→ **EXERCISE OBJECTIVE**: Retype all data exactly as given. Pictures should not be retyped.

____

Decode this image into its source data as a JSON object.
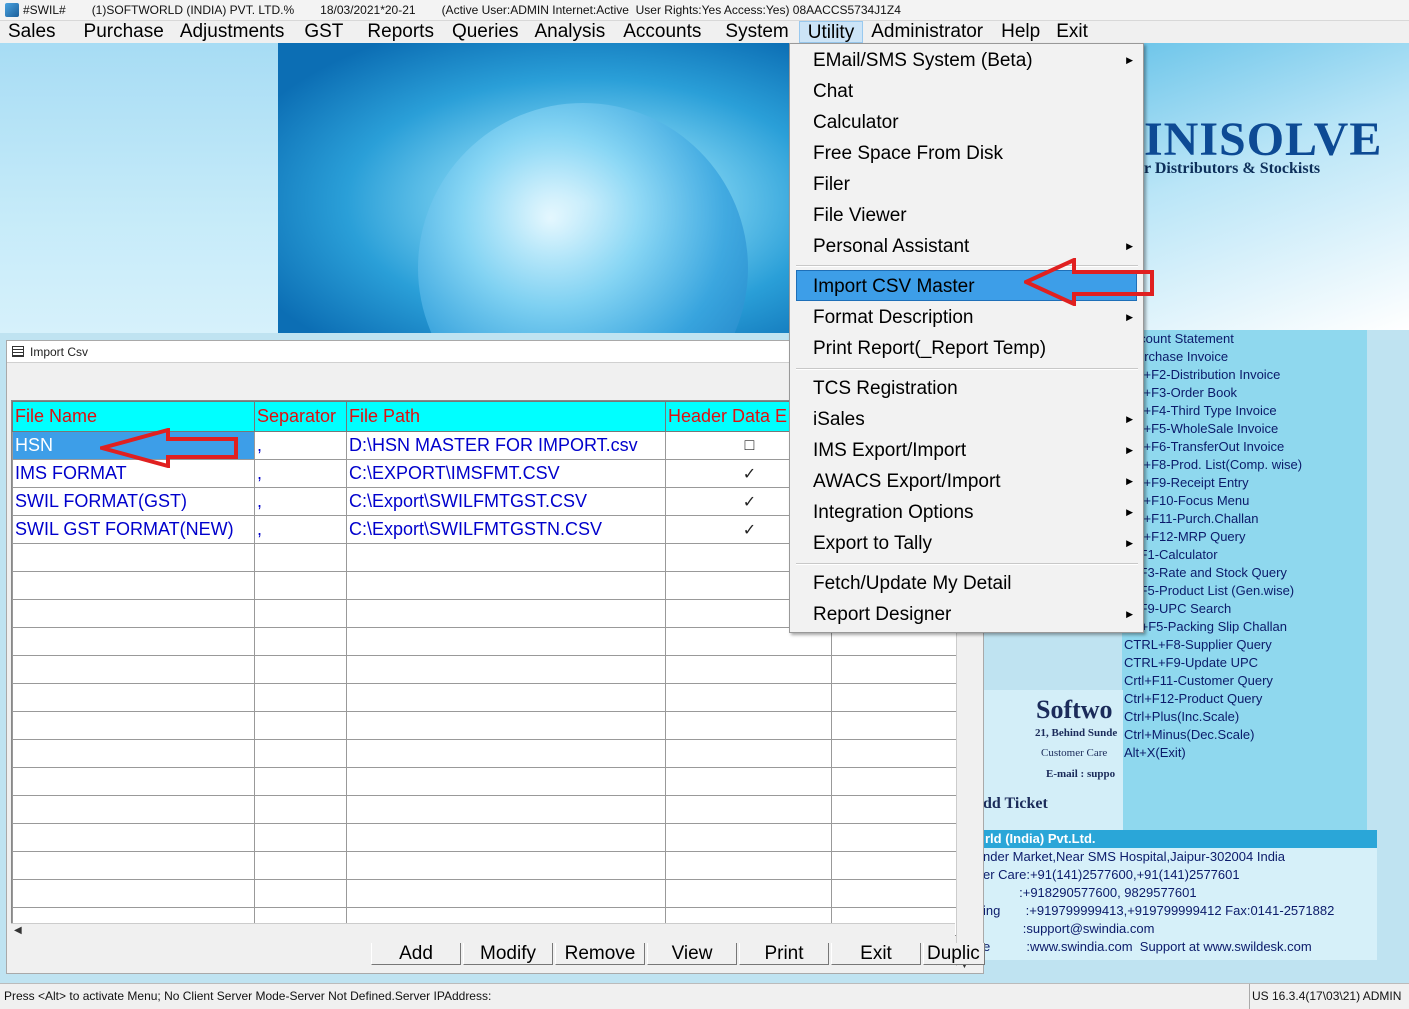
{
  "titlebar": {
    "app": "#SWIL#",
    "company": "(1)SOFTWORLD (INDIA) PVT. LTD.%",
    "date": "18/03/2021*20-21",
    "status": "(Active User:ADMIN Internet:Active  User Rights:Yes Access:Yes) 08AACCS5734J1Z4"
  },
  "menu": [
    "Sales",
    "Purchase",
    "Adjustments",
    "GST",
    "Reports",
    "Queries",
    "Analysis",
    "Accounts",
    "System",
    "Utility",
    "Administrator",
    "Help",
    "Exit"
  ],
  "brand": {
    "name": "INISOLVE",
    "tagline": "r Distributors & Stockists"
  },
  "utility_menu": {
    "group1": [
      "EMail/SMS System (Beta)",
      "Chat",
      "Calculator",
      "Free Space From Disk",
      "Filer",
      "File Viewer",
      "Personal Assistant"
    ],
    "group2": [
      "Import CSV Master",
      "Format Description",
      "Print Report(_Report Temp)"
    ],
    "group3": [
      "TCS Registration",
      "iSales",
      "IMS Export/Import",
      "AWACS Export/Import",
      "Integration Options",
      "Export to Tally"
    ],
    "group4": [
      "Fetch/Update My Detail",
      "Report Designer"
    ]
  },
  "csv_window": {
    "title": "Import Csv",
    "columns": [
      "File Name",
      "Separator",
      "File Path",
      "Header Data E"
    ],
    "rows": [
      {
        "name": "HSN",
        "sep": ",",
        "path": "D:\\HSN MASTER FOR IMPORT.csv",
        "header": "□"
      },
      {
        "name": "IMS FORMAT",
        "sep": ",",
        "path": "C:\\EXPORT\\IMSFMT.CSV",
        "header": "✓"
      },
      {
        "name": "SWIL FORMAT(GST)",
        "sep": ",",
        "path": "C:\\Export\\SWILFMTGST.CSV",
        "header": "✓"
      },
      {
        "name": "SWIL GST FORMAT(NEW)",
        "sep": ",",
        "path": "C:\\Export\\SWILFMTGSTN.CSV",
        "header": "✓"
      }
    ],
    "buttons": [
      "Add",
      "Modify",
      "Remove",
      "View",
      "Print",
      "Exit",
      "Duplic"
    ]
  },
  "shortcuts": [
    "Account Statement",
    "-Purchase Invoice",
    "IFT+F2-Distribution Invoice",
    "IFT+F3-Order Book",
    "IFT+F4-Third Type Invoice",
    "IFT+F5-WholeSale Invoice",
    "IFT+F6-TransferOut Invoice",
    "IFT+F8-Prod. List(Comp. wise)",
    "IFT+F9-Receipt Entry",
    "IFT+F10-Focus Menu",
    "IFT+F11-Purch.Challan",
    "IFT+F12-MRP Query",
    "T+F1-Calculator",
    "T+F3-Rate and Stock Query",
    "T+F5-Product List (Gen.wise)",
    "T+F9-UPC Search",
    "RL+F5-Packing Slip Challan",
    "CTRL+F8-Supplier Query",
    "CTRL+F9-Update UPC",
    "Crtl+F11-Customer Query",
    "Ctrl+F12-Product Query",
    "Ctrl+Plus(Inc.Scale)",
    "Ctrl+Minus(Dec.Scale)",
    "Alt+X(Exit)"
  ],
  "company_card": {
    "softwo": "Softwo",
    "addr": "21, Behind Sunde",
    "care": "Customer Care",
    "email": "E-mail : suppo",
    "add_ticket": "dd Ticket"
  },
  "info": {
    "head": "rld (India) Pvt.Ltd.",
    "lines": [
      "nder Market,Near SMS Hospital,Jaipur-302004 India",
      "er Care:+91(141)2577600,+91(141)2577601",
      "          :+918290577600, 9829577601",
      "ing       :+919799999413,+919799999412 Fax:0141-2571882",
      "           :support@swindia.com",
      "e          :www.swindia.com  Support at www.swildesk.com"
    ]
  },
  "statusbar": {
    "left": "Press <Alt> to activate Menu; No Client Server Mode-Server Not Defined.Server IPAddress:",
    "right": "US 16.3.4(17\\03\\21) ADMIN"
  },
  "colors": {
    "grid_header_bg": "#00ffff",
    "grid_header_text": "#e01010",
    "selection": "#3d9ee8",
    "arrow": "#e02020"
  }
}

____

→ **OUTPUT BELOW**:
Decode this image into its source data as a JSON object.
{
  "titlebar": {
    "app": "#SWIL#",
    "company": "(1)SOFTWORLD (INDIA) PVT. LTD.%",
    "date": "18/03/2021*20-21",
    "status": "(Active User:ADMIN Internet:Active  User Rights:Yes Access:Yes) 08AACCS5734J1Z4"
  },
  "menu": [
    "Sales",
    "Purchase",
    "Adjustments",
    "GST",
    "Reports",
    "Queries",
    "Analysis",
    "Accounts",
    "System",
    "Utility",
    "Administrator",
    "Help",
    "Exit"
  ],
  "brand": {
    "name": "INISOLVE",
    "tagline": "r Distributors & Stockists"
  },
  "utility_menu": {
    "group1": [
      "EMail/SMS System (Beta)",
      "Chat",
      "Calculator",
      "Free Space From Disk",
      "Filer",
      "File Viewer",
      "Personal Assistant"
    ],
    "group2": [
      "Import CSV Master",
      "Format Description",
      "Print Report(_Report Temp)"
    ],
    "group3": [
      "TCS Registration",
      "iSales",
      "IMS Export/Import",
      "AWACS Export/Import",
      "Integration Options",
      "Export to Tally"
    ],
    "group4": [
      "Fetch/Update My Detail",
      "Report Designer"
    ]
  },
  "csv_window": {
    "title": "Import Csv",
    "columns": [
      "File Name",
      "Separator",
      "File Path",
      "Header Data E"
    ],
    "rows": [
      {
        "name": "HSN",
        "sep": ",",
        "path": "D:\\HSN MASTER FOR IMPORT.csv",
        "header": "□"
      },
      {
        "name": "IMS FORMAT",
        "sep": ",",
        "path": "C:\\EXPORT\\IMSFMT.CSV",
        "header": "✓"
      },
      {
        "name": "SWIL FORMAT(GST)",
        "sep": ",",
        "path": "C:\\Export\\SWILFMTGST.CSV",
        "header": "✓"
      },
      {
        "name": "SWIL GST FORMAT(NEW)",
        "sep": ",",
        "path": "C:\\Export\\SWILFMTGSTN.CSV",
        "header": "✓"
      }
    ],
    "buttons": [
      "Add",
      "Modify",
      "Remove",
      "View",
      "Print",
      "Exit",
      "Duplic"
    ]
  },
  "shortcuts": [
    "Account Statement",
    "-Purchase Invoice",
    "IFT+F2-Distribution Invoice",
    "IFT+F3-Order Book",
    "IFT+F4-Third Type Invoice",
    "IFT+F5-WholeSale Invoice",
    "IFT+F6-TransferOut Invoice",
    "IFT+F8-Prod. List(Comp. wise)",
    "IFT+F9-Receipt Entry",
    "IFT+F10-Focus Menu",
    "IFT+F11-Purch.Challan",
    "IFT+F12-MRP Query",
    "T+F1-Calculator",
    "T+F3-Rate and Stock Query",
    "T+F5-Product List (Gen.wise)",
    "T+F9-UPC Search",
    "RL+F5-Packing Slip Challan",
    "CTRL+F8-Supplier Query",
    "CTRL+F9-Update UPC",
    "Crtl+F11-Customer Query",
    "Ctrl+F12-Product Query",
    "Ctrl+Plus(Inc.Scale)",
    "Ctrl+Minus(Dec.Scale)",
    "Alt+X(Exit)"
  ],
  "company_card": {
    "softwo": "Softwo",
    "addr": "21, Behind Sunde",
    "care": "Customer Care",
    "email": "E-mail : suppo",
    "add_ticket": "dd Ticket"
  },
  "info": {
    "head": "rld (India) Pvt.Ltd.",
    "lines": [
      "nder Market,Near SMS Hospital,Jaipur-302004 India",
      "er Care:+91(141)2577600,+91(141)2577601",
      "          :+918290577600, 9829577601",
      "ing       :+919799999413,+919799999412 Fax:0141-2571882",
      "           :support@swindia.com",
      "e          :www.swindia.com  Support at www.swildesk.com"
    ]
  },
  "statusbar": {
    "left": "Press <Alt> to activate Menu; No Client Server Mode-Server Not Defined.Server IPAddress:",
    "right": "US 16.3.4(17\\03\\21) ADMIN"
  },
  "colors": {
    "grid_header_bg": "#00ffff",
    "grid_header_text": "#e01010",
    "selection": "#3d9ee8",
    "arrow": "#e02020"
  }
}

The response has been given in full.